- Work to be completed: Please print the records below word for word.

- Component data from apps and pages:
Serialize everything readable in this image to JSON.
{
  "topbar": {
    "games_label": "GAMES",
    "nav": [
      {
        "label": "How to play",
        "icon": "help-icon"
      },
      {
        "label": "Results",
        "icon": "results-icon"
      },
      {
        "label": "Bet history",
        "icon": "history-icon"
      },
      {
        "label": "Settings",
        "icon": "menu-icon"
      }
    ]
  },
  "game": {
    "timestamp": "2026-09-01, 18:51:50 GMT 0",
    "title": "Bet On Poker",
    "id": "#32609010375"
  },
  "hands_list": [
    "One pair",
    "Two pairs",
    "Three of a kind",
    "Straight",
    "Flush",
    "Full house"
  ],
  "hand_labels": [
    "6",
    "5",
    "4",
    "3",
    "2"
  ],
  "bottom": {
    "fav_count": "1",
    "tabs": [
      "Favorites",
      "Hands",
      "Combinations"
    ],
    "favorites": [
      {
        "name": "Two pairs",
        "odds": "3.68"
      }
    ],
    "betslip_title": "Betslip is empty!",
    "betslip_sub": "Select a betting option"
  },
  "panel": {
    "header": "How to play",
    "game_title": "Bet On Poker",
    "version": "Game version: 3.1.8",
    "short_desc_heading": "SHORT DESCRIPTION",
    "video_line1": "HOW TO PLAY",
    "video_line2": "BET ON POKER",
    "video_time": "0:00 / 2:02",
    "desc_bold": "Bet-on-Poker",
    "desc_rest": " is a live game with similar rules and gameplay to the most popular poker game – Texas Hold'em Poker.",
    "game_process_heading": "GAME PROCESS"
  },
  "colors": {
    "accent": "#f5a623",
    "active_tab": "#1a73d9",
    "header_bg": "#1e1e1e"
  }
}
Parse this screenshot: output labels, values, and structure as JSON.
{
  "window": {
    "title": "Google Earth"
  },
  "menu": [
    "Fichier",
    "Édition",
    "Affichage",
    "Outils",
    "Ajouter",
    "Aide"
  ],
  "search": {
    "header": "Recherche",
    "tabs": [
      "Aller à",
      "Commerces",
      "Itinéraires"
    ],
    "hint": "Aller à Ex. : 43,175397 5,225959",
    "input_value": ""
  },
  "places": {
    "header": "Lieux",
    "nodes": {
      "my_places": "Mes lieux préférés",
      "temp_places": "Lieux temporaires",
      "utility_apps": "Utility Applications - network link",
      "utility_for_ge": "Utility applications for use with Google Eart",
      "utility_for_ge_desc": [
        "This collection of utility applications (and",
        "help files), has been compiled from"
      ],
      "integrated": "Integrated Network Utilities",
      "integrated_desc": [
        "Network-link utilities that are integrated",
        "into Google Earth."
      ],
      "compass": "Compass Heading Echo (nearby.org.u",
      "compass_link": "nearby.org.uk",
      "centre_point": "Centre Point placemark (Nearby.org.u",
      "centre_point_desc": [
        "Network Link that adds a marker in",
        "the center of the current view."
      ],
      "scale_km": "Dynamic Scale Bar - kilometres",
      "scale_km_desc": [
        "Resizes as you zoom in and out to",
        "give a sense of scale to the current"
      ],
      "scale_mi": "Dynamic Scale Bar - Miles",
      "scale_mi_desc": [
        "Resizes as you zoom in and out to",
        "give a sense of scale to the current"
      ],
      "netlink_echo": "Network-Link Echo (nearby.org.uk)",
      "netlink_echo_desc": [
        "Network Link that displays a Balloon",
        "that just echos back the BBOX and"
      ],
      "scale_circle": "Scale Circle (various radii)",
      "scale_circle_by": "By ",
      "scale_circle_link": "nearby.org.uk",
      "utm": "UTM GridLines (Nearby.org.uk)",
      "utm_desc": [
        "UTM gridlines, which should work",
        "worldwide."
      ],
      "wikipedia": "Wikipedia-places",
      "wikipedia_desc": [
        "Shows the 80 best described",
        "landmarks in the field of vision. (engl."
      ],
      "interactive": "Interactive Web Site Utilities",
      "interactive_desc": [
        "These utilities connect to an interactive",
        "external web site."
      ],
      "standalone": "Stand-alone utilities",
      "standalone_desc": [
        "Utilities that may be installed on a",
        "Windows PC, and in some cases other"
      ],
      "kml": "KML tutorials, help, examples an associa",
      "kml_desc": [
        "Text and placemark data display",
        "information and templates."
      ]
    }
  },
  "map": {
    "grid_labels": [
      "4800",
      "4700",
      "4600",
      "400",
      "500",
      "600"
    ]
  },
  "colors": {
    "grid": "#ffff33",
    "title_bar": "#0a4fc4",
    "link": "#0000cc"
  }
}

- Response to this exercise:
Serialize everything readable in this image to JSON.
{
  "topbar": {
    "games_label": "GAMES",
    "nav": [
      {
        "label": "How to play",
        "icon": "help-icon"
      },
      {
        "label": "Results",
        "icon": "results-icon"
      },
      {
        "label": "Bet history",
        "icon": "history-icon"
      },
      {
        "label": "Settings",
        "icon": "menu-icon"
      }
    ]
  },
  "game": {
    "timestamp": "2026-09-01, 18:51:50 GMT 0",
    "title": "Bet On Poker",
    "id": "#32609010375"
  },
  "hands_list": [
    "One pair",
    "Two pairs",
    "Three of a kind",
    "Straight",
    "Flush",
    "Full house"
  ],
  "hand_labels": [
    "6",
    "5",
    "4",
    "3",
    "2"
  ],
  "bottom": {
    "fav_count": "1",
    "tabs": [
      "Favorites",
      "Hands",
      "Combinations"
    ],
    "favorites": [
      {
        "name": "Two pairs",
        "odds": "3.68"
      }
    ],
    "betslip_title": "Betslip is empty!",
    "betslip_sub": "Select a betting option"
  },
  "panel": {
    "header": "How to play",
    "game_title": "Bet On Poker",
    "version": "Game version: 3.1.8",
    "short_desc_heading": "SHORT DESCRIPTION",
    "video_line1": "HOW TO PLAY",
    "video_line2": "BET ON POKER",
    "video_time": "0:00 / 2:02",
    "desc_bold": "Bet-on-Poker",
    "desc_rest": " is a live game with similar rules and gameplay to the most popular poker game – Texas Hold'em Poker.",
    "game_process_heading": "GAME PROCESS"
  },
  "colors": {
    "accent": "#f5a623",
    "active_tab": "#1a73d9",
    "header_bg": "#1e1e1e"
  }
}
Parse this screenshot: output labels, values, and structure as JSON.
{
  "window": {
    "title": "Google Earth"
  },
  "menu": [
    "Fichier",
    "Édition",
    "Affichage",
    "Outils",
    "Ajouter",
    "Aide"
  ],
  "search": {
    "header": "Recherche",
    "tabs": [
      "Aller à",
      "Commerces",
      "Itinéraires"
    ],
    "hint": "Aller à Ex. : 43,175397 5,225959",
    "input_value": ""
  },
  "places": {
    "header": "Lieux",
    "nodes": {
      "my_places": "Mes lieux préférés",
      "temp_places": "Lieux temporaires",
      "utility_apps": "Utility Applications - network link",
      "utility_for_ge": "Utility applications for use with Google Eart",
      "utility_for_ge_desc": [
        "This collection of utility applications (and",
        "help files), has been compiled from"
      ],
      "integrated": "Integrated Network Utilities",
      "integrated_desc": [
        "Network-link utilities that are integrated",
        "into Google Earth."
      ],
      "compass": "Compass Heading Echo (nearby.org.u",
      "compass_link": "nearby.org.uk",
      "centre_point": "Centre Point placemark (Nearby.org.u",
      "centre_point_desc": [
        "Network Link that adds a marker in",
        "the center of the current view."
      ],
      "scale_km": "Dynamic Scale Bar - kilometres",
      "scale_km_desc": [
        "Resizes as you zoom in and out to",
        "give a sense of scale to the current"
      ],
      "scale_mi": "Dynamic Scale Bar - Miles",
      "scale_mi_desc": [
        "Resizes as you zoom in and out to",
        "give a sense of scale to the current"
      ],
      "netlink_echo": "Network-Link Echo (nearby.org.uk)",
      "netlink_echo_desc": [
        "Network Link that displays a Balloon",
        "that just echos back the BBOX and"
      ],
      "scale_circle": "Scale Circle (various radii)",
      "scale_circle_by": "By ",
      "scale_circle_link": "nearby.org.uk",
      "utm": "UTM GridLines (Nearby.org.uk)",
      "utm_desc": [
        "UTM gridlines, which should work",
        "worldwide."
      ],
      "wikipedia": "Wikipedia-places",
      "wikipedia_desc": [
        "Shows the 80 best described",
        "landmarks in the field of vision. (engl."
      ],
      "interactive": "Interactive Web Site Utilities",
      "interactive_desc": [
        "These utilities connect to an interactive",
        "external web site."
      ],
      "standalone": "Stand-alone utilities",
      "standalone_desc": [
        "Utilities that may be installed on a",
        "Windows PC, and in some cases other"
      ],
      "kml": "KML tutorials, help, examples an associa",
      "kml_desc": [
        "Text and placemark data display",
        "information and templates."
      ]
    }
  },
  "map": {
    "grid_labels": [
      "4800",
      "4700",
      "4600",
      "400",
      "500",
      "600"
    ]
  },
  "colors": {
    "grid": "#ffff33",
    "title_bar": "#0a4fc4",
    "link": "#0000cc"
  }
}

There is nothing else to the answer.